'Technical error prevented Palestinian firefighters from entering Israel for ceremony'
Ten Palestinian firefighters had come to Israel's aid to fight the Carmel fire but three were not given entry permits to attend a ceremony honoring them.
The department for coordinating government activities in the territories expressed their regret for refusing entry to Palestinian firefighters who had helped fight the massive Carmel forest fire, blaming it on a 'technical error.'
In a public statement, the department requested that the incident not spiral into a scandal or "be blown out of proportion."
Israeli officials on Tuesday canceled a ceremony planned to honor the Palestinian firemen who assisted in battling the Carmel fire last week, after a number of crew members were refused permits to cross the border.
Palestinian Fire Services Commander Ahmed Rizik said that he and his staff were surprised to learn when they arrived at the checkpoint that only seven out of the ten firemen would be granted entry into Israel, although all of them had been allowed in at the time of the disaster.
The Israeli government statement read, "The delay in granting the permits occurred due to a technical error in the coordination between the two sides and in light of the fact that the request was submitted under time constraints."
"It is important to note that the firefighting teams have attended formal ceremonies at the home of the president and at the foreign ministry in the last few days," they continued, adding, "The civil and defense cooperation between Israel and the Palestinian Authority will continue its operation."
Palestinian Prime Minister Salam Fayyad had called President Shimon Peres less than a day after the fire began to offer the aid of Palestinian firefighting teams.

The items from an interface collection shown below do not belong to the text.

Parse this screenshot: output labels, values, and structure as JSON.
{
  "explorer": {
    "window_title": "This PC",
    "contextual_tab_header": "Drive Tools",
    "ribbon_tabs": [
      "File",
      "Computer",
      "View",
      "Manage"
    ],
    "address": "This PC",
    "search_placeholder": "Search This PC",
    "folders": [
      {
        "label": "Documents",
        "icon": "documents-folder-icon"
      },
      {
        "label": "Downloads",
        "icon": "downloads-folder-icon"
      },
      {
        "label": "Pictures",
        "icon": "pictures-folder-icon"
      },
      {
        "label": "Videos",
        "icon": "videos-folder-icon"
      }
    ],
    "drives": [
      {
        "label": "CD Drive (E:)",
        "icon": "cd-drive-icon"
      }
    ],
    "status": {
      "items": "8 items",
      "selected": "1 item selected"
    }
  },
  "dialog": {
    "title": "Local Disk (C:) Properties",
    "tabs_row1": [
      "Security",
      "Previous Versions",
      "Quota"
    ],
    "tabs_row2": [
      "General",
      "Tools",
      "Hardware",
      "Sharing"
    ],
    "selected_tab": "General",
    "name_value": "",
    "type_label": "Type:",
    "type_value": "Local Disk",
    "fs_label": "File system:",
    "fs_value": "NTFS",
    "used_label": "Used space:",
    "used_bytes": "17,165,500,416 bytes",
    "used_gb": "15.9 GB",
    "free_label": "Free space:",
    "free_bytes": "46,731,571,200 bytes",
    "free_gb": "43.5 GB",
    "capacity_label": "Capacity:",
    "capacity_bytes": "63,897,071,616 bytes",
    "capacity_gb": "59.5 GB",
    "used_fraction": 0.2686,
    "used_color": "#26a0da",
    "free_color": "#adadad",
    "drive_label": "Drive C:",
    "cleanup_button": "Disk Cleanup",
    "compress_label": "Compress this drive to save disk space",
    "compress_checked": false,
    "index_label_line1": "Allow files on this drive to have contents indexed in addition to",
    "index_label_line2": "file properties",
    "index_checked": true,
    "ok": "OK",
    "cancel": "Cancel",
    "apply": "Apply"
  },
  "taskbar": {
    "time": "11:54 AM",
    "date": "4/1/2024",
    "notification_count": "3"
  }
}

The fire in which 43 Israelis were killed, ravaging forests outside the port of Haifa, caught Israel without enough firefighting equipment, and forced Prime Minister Benjamin Netanyahu to seek foreign help from about a dozen countries.